* YOUR TASK *
Quote the entries that follow exactly, leaving none out.
[Opening THE DATA section]
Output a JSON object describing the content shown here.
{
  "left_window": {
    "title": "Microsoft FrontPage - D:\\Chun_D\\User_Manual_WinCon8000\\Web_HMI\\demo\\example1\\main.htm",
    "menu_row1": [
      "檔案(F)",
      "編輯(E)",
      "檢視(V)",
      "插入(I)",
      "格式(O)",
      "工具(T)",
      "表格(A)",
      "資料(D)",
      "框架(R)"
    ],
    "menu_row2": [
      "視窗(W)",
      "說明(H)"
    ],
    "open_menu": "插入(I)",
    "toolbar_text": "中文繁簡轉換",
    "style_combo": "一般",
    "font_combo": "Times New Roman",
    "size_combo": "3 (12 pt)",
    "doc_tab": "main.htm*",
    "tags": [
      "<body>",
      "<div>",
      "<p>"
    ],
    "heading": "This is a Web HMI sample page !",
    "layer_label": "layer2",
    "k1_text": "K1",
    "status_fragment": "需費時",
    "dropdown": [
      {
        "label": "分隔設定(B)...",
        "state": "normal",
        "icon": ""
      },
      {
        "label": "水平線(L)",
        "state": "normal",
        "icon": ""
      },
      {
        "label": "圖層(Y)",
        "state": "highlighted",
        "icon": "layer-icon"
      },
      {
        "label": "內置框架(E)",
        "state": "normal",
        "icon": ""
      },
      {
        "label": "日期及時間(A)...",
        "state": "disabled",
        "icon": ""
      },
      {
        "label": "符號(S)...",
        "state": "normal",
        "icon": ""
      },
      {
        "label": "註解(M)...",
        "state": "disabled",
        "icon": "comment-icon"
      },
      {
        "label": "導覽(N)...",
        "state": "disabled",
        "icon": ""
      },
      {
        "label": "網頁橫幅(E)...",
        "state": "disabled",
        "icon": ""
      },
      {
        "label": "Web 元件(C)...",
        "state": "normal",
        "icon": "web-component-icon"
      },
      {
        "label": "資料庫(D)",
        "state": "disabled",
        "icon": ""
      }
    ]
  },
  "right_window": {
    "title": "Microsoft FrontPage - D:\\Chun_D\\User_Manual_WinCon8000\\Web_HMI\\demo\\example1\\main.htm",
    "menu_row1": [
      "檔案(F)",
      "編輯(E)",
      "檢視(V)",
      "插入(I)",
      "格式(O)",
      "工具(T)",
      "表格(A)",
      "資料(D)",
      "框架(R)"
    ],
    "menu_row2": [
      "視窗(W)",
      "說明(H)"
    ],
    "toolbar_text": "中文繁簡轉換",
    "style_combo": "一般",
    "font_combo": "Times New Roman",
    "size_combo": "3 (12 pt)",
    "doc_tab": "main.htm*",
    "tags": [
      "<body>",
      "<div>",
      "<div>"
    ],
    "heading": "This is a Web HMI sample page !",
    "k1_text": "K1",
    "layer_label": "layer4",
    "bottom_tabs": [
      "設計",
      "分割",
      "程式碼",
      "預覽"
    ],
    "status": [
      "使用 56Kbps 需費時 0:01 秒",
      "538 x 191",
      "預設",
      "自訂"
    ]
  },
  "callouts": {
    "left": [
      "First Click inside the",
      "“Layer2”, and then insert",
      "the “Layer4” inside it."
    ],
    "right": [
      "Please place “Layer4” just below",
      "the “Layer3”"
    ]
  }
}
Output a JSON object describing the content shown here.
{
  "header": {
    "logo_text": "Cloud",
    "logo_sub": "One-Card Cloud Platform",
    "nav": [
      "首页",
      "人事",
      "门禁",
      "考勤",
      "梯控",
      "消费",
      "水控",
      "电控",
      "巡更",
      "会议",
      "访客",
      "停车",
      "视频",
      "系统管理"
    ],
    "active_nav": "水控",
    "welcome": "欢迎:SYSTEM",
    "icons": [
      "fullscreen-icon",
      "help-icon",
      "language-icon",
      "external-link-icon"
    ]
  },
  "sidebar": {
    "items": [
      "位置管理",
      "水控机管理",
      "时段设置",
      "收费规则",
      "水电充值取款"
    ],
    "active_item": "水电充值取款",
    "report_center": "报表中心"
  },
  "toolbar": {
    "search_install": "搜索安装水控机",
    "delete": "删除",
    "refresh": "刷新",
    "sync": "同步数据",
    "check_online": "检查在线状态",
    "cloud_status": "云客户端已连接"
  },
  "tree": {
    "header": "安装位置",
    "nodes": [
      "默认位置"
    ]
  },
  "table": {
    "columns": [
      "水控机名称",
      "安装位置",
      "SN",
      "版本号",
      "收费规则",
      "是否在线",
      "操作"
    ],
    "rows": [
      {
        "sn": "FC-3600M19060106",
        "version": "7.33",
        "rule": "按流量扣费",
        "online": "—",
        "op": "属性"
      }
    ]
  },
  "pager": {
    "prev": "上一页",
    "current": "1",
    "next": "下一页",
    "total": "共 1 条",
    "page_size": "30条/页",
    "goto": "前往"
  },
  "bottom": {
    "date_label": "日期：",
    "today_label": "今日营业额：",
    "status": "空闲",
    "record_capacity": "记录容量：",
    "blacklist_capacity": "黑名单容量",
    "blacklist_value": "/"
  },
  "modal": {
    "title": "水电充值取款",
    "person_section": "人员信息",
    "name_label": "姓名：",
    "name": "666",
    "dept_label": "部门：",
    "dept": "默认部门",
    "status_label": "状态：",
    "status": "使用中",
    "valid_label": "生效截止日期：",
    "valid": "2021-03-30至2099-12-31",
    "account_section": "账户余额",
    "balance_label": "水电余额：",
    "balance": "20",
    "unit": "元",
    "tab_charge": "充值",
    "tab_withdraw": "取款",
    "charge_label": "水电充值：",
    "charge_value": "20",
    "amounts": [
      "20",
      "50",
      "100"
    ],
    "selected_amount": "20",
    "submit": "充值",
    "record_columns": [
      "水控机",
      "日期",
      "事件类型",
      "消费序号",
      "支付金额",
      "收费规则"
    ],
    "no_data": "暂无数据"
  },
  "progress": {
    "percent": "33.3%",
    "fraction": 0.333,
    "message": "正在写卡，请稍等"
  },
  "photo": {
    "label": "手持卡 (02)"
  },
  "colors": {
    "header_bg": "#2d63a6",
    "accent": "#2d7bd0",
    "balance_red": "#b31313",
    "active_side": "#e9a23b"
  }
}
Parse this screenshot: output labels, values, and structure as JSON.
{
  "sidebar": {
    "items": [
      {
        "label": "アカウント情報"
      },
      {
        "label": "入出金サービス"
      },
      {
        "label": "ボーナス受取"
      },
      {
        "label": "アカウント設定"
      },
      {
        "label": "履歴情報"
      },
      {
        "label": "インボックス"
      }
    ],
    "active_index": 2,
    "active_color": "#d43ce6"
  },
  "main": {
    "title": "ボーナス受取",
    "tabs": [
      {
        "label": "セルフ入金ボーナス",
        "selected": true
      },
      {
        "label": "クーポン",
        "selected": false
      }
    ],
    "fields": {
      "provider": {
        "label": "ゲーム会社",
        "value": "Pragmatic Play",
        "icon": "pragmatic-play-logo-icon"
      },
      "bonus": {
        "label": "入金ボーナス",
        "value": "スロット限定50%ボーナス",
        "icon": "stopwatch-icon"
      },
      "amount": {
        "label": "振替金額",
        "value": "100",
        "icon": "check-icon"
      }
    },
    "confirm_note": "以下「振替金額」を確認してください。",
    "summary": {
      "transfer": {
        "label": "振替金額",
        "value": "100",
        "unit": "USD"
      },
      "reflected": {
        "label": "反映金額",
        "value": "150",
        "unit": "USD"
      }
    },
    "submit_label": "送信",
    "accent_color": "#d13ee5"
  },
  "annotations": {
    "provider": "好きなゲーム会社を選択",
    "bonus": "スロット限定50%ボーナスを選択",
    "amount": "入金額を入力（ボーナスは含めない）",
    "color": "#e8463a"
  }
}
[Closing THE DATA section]
* ANSWER FOR THE TASK *
Output a JSON object describing the content shown here.
{
  "left_window": {
    "title": "Microsoft FrontPage - D:\\Chun_D\\User_Manual_WinCon8000\\Web_HMI\\demo\\example1\\main.htm",
    "menu_row1": [
      "檔案(F)",
      "編輯(E)",
      "檢視(V)",
      "插入(I)",
      "格式(O)",
      "工具(T)",
      "表格(A)",
      "資料(D)",
      "框架(R)"
    ],
    "menu_row2": [
      "視窗(W)",
      "說明(H)"
    ],
    "open_menu": "插入(I)",
    "toolbar_text": "中文繁簡轉換",
    "style_combo": "一般",
    "font_combo": "Times New Roman",
    "size_combo": "3 (12 pt)",
    "doc_tab": "main.htm*",
    "tags": [
      "<body>",
      "<div>",
      "<p>"
    ],
    "heading": "This is a Web HMI sample page !",
    "layer_label": "layer2",
    "k1_text": "K1",
    "status_fragment": "需費時",
    "dropdown": [
      {
        "label": "分隔設定(B)...",
        "state": "normal",
        "icon": ""
      },
      {
        "label": "水平線(L)",
        "state": "normal",
        "icon": ""
      },
      {
        "label": "圖層(Y)",
        "state": "highlighted",
        "icon": "layer-icon"
      },
      {
        "label": "內置框架(E)",
        "state": "normal",
        "icon": ""
      },
      {
        "label": "日期及時間(A)...",
        "state": "disabled",
        "icon": ""
      },
      {
        "label": "符號(S)...",
        "state": "normal",
        "icon": ""
      },
      {
        "label": "註解(M)...",
        "state": "disabled",
        "icon": "comment-icon"
      },
      {
        "label": "導覽(N)...",
        "state": "disabled",
        "icon": ""
      },
      {
        "label": "網頁橫幅(E)...",
        "state": "disabled",
        "icon": ""
      },
      {
        "label": "Web 元件(C)...",
        "state": "normal",
        "icon": "web-component-icon"
      },
      {
        "label": "資料庫(D)",
        "state": "disabled",
        "icon": ""
      }
    ]
  },
  "right_window": {
    "title": "Microsoft FrontPage - D:\\Chun_D\\User_Manual_WinCon8000\\Web_HMI\\demo\\example1\\main.htm",
    "menu_row1": [
      "檔案(F)",
      "編輯(E)",
      "檢視(V)",
      "插入(I)",
      "格式(O)",
      "工具(T)",
      "表格(A)",
      "資料(D)",
      "框架(R)"
    ],
    "menu_row2": [
      "視窗(W)",
      "說明(H)"
    ],
    "toolbar_text": "中文繁簡轉換",
    "style_combo": "一般",
    "font_combo": "Times New Roman",
    "size_combo": "3 (12 pt)",
    "doc_tab": "main.htm*",
    "tags": [
      "<body>",
      "<div>",
      "<div>"
    ],
    "heading": "This is a Web HMI sample page !",
    "k1_text": "K1",
    "layer_label": "layer4",
    "bottom_tabs": [
      "設計",
      "分割",
      "程式碼",
      "預覽"
    ],
    "status": [
      "使用 56Kbps 需費時 0:01 秒",
      "538 x 191",
      "預設",
      "自訂"
    ]
  },
  "callouts": {
    "left": [
      "First Click inside the",
      "“Layer2”, and then insert",
      "the “Layer4” inside it."
    ],
    "right": [
      "Please place “Layer4” just below",
      "the “Layer3”"
    ]
  }
}
Output a JSON object describing the content shown here.
{
  "header": {
    "logo_text": "Cloud",
    "logo_sub": "One-Card Cloud Platform",
    "nav": [
      "首页",
      "人事",
      "门禁",
      "考勤",
      "梯控",
      "消费",
      "水控",
      "电控",
      "巡更",
      "会议",
      "访客",
      "停车",
      "视频",
      "系统管理"
    ],
    "active_nav": "水控",
    "welcome": "欢迎:SYSTEM",
    "icons": [
      "fullscreen-icon",
      "help-icon",
      "language-icon",
      "external-link-icon"
    ]
  },
  "sidebar": {
    "items": [
      "位置管理",
      "水控机管理",
      "时段设置",
      "收费规则",
      "水电充值取款"
    ],
    "active_item": "水电充值取款",
    "report_center": "报表中心"
  },
  "toolbar": {
    "search_install": "搜索安装水控机",
    "delete": "删除",
    "refresh": "刷新",
    "sync": "同步数据",
    "check_online": "检查在线状态",
    "cloud_status": "云客户端已连接"
  },
  "tree": {
    "header": "安装位置",
    "nodes": [
      "默认位置"
    ]
  },
  "table": {
    "columns": [
      "水控机名称",
      "安装位置",
      "SN",
      "版本号",
      "收费规则",
      "是否在线",
      "操作"
    ],
    "rows": [
      {
        "sn": "FC-3600M19060106",
        "version": "7.33",
        "rule": "按流量扣费",
        "online": "—",
        "op": "属性"
      }
    ]
  },
  "pager": {
    "prev": "上一页",
    "current": "1",
    "next": "下一页",
    "total": "共 1 条",
    "page_size": "30条/页",
    "goto": "前往"
  },
  "bottom": {
    "date_label": "日期：",
    "today_label": "今日营业额：",
    "status": "空闲",
    "record_capacity": "记录容量：",
    "blacklist_capacity": "黑名单容量",
    "blacklist_value": "/"
  },
  "modal": {
    "title": "水电充值取款",
    "person_section": "人员信息",
    "name_label": "姓名：",
    "name": "666",
    "dept_label": "部门：",
    "dept": "默认部门",
    "status_label": "状态：",
    "status": "使用中",
    "valid_label": "生效截止日期：",
    "valid": "2021-03-30至2099-12-31",
    "account_section": "账户余额",
    "balance_label": "水电余额：",
    "balance": "20",
    "unit": "元",
    "tab_charge": "充值",
    "tab_withdraw": "取款",
    "charge_label": "水电充值：",
    "charge_value": "20",
    "amounts": [
      "20",
      "50",
      "100"
    ],
    "selected_amount": "20",
    "submit": "充值",
    "record_columns": [
      "水控机",
      "日期",
      "事件类型",
      "消费序号",
      "支付金额",
      "收费规则"
    ],
    "no_data": "暂无数据"
  },
  "progress": {
    "percent": "33.3%",
    "fraction": 0.333,
    "message": "正在写卡，请稍等"
  },
  "photo": {
    "label": "手持卡 (02)"
  },
  "colors": {
    "header_bg": "#2d63a6",
    "accent": "#2d7bd0",
    "balance_red": "#b31313",
    "active_side": "#e9a23b"
  }
}
Parse this screenshot: output labels, values, and structure as JSON.
{
  "sidebar": {
    "items": [
      {
        "label": "アカウント情報"
      },
      {
        "label": "入出金サービス"
      },
      {
        "label": "ボーナス受取"
      },
      {
        "label": "アカウント設定"
      },
      {
        "label": "履歴情報"
      },
      {
        "label": "インボックス"
      }
    ],
    "active_index": 2,
    "active_color": "#d43ce6"
  },
  "main": {
    "title": "ボーナス受取",
    "tabs": [
      {
        "label": "セルフ入金ボーナス",
        "selected": true
      },
      {
        "label": "クーポン",
        "selected": false
      }
    ],
    "fields": {
      "provider": {
        "label": "ゲーム会社",
        "value": "Pragmatic Play",
        "icon": "pragmatic-play-logo-icon"
      },
      "bonus": {
        "label": "入金ボーナス",
        "value": "スロット限定50%ボーナス",
        "icon": "stopwatch-icon"
      },
      "amount": {
        "label": "振替金額",
        "value": "100",
        "icon": "check-icon"
      }
    },
    "confirm_note": "以下「振替金額」を確認してください。",
    "summary": {
      "transfer": {
        "label": "振替金額",
        "value": "100",
        "unit": "USD"
      },
      "reflected": {
        "label": "反映金額",
        "value": "150",
        "unit": "USD"
      }
    },
    "submit_label": "送信",
    "accent_color": "#d13ee5"
  },
  "annotations": {
    "provider": "好きなゲーム会社を選択",
    "bonus": "スロット限定50%ボーナスを選択",
    "amount": "入金額を入力（ボーナスは含めない）",
    "color": "#e8463a"
  }
}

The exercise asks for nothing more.